((

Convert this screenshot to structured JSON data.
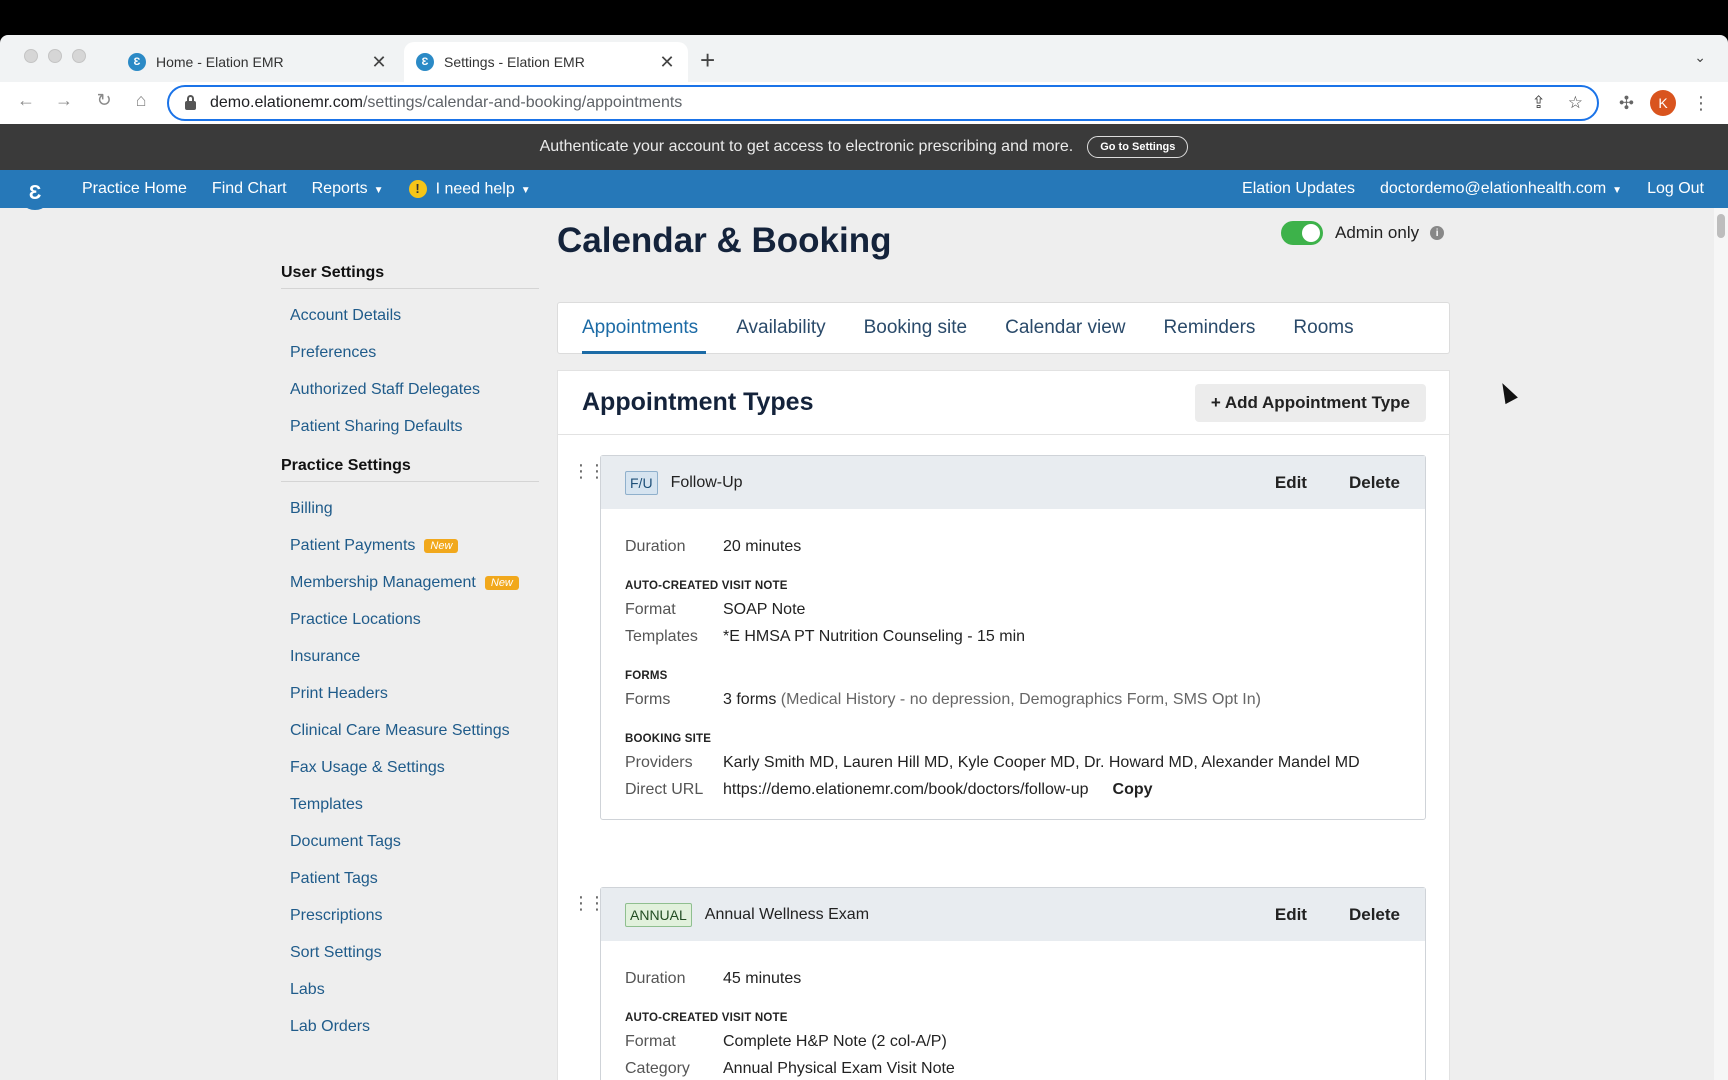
{
  "browser": {
    "tabs": [
      {
        "title": "Home - Elation EMR",
        "favicon": "Ɛ"
      },
      {
        "title": "Settings - Elation EMR",
        "favicon": "Ɛ"
      }
    ],
    "url_host": "demo.elationemr.com",
    "url_path": "/settings/calendar-and-booking/appointments",
    "profile_initial": "K",
    "icons": {
      "back": "←",
      "forward": "→",
      "reload": "↻",
      "home": "⌂",
      "share": "⇪",
      "star": "☆",
      "extensions": "✣",
      "menu": "⋮",
      "close": "✕",
      "new_tab": "+",
      "tab_menu": "⌄"
    }
  },
  "banner": {
    "text": "Authenticate your account to get access to electronic prescribing and more.",
    "button": "Go to Settings"
  },
  "navbar": {
    "logo": "Ɛ",
    "practice_home": "Practice Home",
    "find_chart": "Find Chart",
    "reports": "Reports",
    "help": "I need help",
    "updates": "Elation Updates",
    "user": "doctordemo@elationhealth.com",
    "logout": "Log Out"
  },
  "sidebar": {
    "user_settings_title": "User Settings",
    "user_items": [
      "Account Details",
      "Preferences",
      "Authorized Staff Delegates",
      "Patient Sharing Defaults"
    ],
    "practice_settings_title": "Practice Settings",
    "practice_items": [
      "Billing",
      "Patient Payments",
      "Membership Management",
      "Practice Locations",
      "Insurance",
      "Print Headers",
      "Clinical Care Measure Settings",
      "Fax Usage & Settings",
      "Templates",
      "Document Tags",
      "Patient Tags",
      "Prescriptions",
      "Sort Settings",
      "Labs",
      "Lab Orders"
    ],
    "new_badge": "New"
  },
  "page": {
    "title": "Calendar & Booking",
    "admin_only": "Admin only",
    "admin_only_enabled": true,
    "tabs": [
      "Appointments",
      "Availability",
      "Booking site",
      "Calendar view",
      "Reminders",
      "Rooms"
    ],
    "active_tab": "Appointments"
  },
  "appointment_types": {
    "title": "Appointment Types",
    "add_button": "+ Add Appointment Type",
    "edit_label": "Edit",
    "delete_label": "Delete",
    "labels": {
      "duration": "Duration",
      "auto_note": "AUTO-CREATED VISIT NOTE",
      "format": "Format",
      "templates": "Templates",
      "category": "Category",
      "forms_head": "FORMS",
      "forms": "Forms",
      "booking_site": "BOOKING SITE",
      "providers": "Providers",
      "direct_url": "Direct URL",
      "copy": "Copy"
    },
    "items": [
      {
        "abbr": "F/U",
        "name": "Follow-Up",
        "duration": "20 minutes",
        "format": "SOAP Note",
        "templates": "*E HMSA PT Nutrition Counseling - 15 min",
        "forms_count": "3 forms",
        "forms_detail": "(Medical History - no depression, Demographics Form, SMS Opt In)",
        "providers": "Karly Smith MD, Lauren Hill MD, Kyle Cooper MD, Dr. Howard MD, Alexander Mandel MD",
        "direct_url": "https://demo.elationemr.com/book/doctors/follow-up"
      },
      {
        "abbr": "ANNUAL",
        "name": "Annual Wellness Exam",
        "duration": "45 minutes",
        "format": "Complete H&P Note (2 col-A/P)",
        "category": "Annual Physical Exam Visit Note"
      }
    ]
  }
}
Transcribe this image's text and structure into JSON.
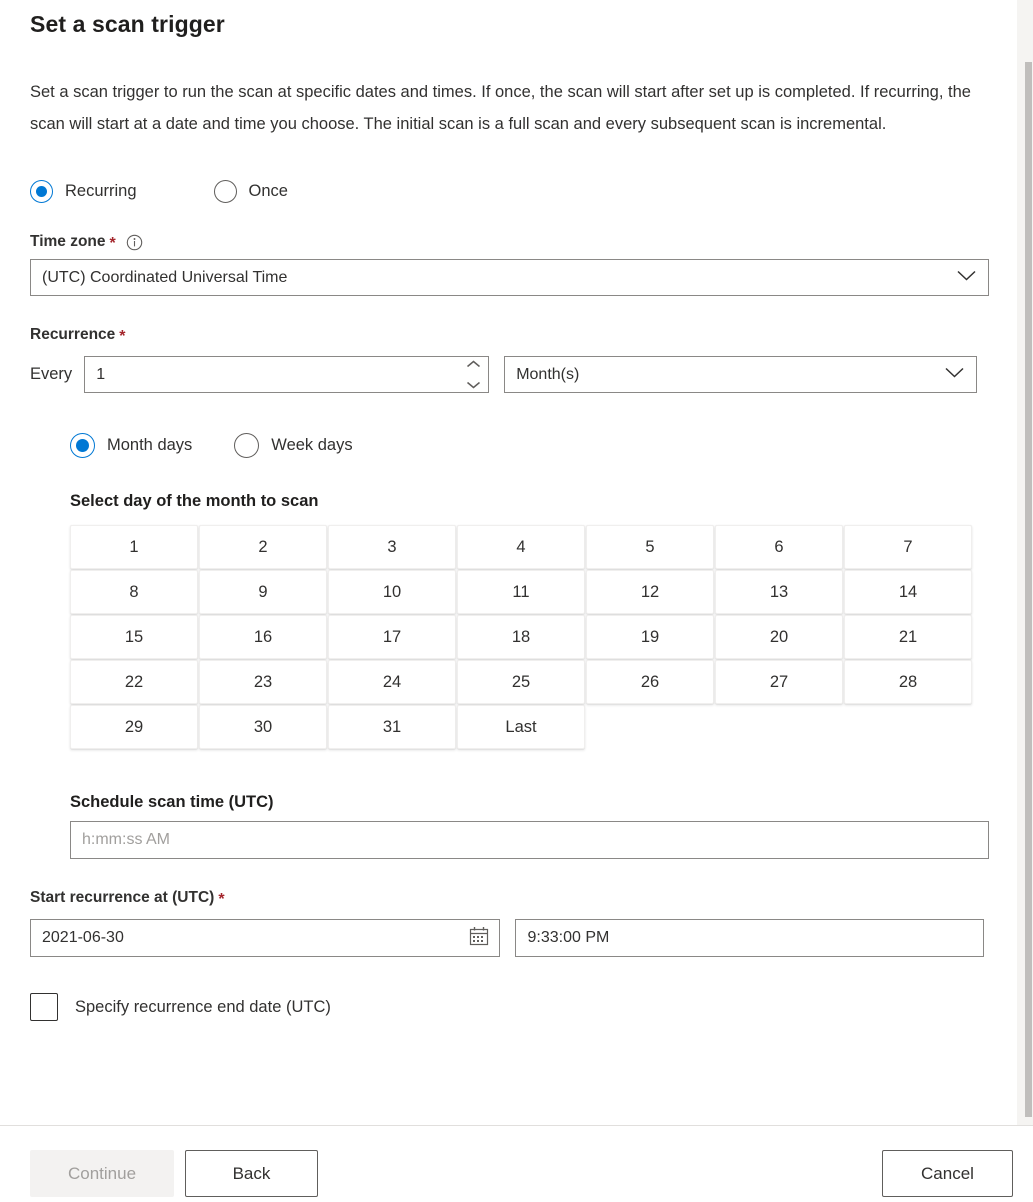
{
  "panel": {
    "title": "Set a scan trigger",
    "description": "Set a scan trigger to run the scan at specific dates and times. If once, the scan will start after set up is completed. If recurring, the scan will start at a date and time you choose. The initial scan is a full scan and every subsequent scan is incremental."
  },
  "trigger_type": {
    "options": [
      {
        "label": "Recurring",
        "selected": true
      },
      {
        "label": "Once",
        "selected": false
      }
    ]
  },
  "time_zone": {
    "label": "Time zone",
    "required_marker": "*",
    "info_icon": "info-circle-icon",
    "value": "(UTC) Coordinated Universal Time",
    "chevron_icon": "chevron-down-icon"
  },
  "recurrence": {
    "label": "Recurrence",
    "required_marker": "*",
    "every_label": "Every",
    "interval_value": "1",
    "spinner_up_icon": "chevron-up-icon",
    "spinner_down_icon": "chevron-down-icon",
    "unit_value": "Month(s)",
    "unit_chevron_icon": "chevron-down-icon",
    "mode_options": [
      {
        "label": "Month days",
        "selected": true
      },
      {
        "label": "Week days",
        "selected": false
      }
    ]
  },
  "day_grid": {
    "title": "Select day of the month to scan",
    "days": [
      "1",
      "2",
      "3",
      "4",
      "5",
      "6",
      "7",
      "8",
      "9",
      "10",
      "11",
      "12",
      "13",
      "14",
      "15",
      "16",
      "17",
      "18",
      "19",
      "20",
      "21",
      "22",
      "23",
      "24",
      "25",
      "26",
      "27",
      "28",
      "29",
      "30",
      "31",
      "Last"
    ]
  },
  "schedule_time": {
    "label": "Schedule scan time (UTC)",
    "placeholder": "h:mm:ss AM",
    "value": ""
  },
  "start_recurrence": {
    "label": "Start recurrence at (UTC)",
    "required_marker": "*",
    "date_value": "2021-06-30",
    "calendar_icon": "calendar-icon",
    "time_value": "9:33:00 PM"
  },
  "end_date": {
    "checkbox_label": "Specify recurrence end date (UTC)",
    "checked": false
  },
  "footer": {
    "continue_label": "Continue",
    "continue_disabled": true,
    "back_label": "Back",
    "cancel_label": "Cancel"
  },
  "colors": {
    "accent": "#0078d4",
    "required_star": "#a4262c",
    "text": "#323130",
    "border": "#8a8886",
    "disabled_bg": "#f3f2f1",
    "disabled_text": "#a19f9d"
  }
}
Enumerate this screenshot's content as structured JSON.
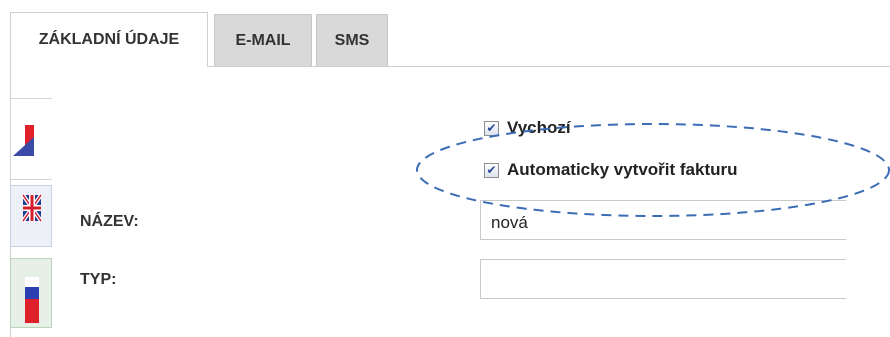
{
  "tabs": [
    {
      "label": "ZÁKLADNÍ ÚDAJE",
      "active": true
    },
    {
      "label": "E-MAIL",
      "active": false
    },
    {
      "label": "SMS",
      "active": false
    }
  ],
  "languages": [
    "cz-flag-icon",
    "uk-flag-icon",
    "ru-flag-icon"
  ],
  "checkboxes": {
    "default": {
      "label": "Vychozí",
      "checked": true
    },
    "auto_invoice": {
      "label": "Automaticky vytvořit fakturu",
      "checked": true
    }
  },
  "fields": {
    "name": {
      "label": "NÁZEV:",
      "value": "nová"
    },
    "type": {
      "label": "TYP:",
      "value": ""
    }
  },
  "colors": {
    "checkmark": "#2b4a94",
    "annotation": "#3b6cb5"
  }
}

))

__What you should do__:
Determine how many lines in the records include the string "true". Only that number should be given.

__Solution__:
7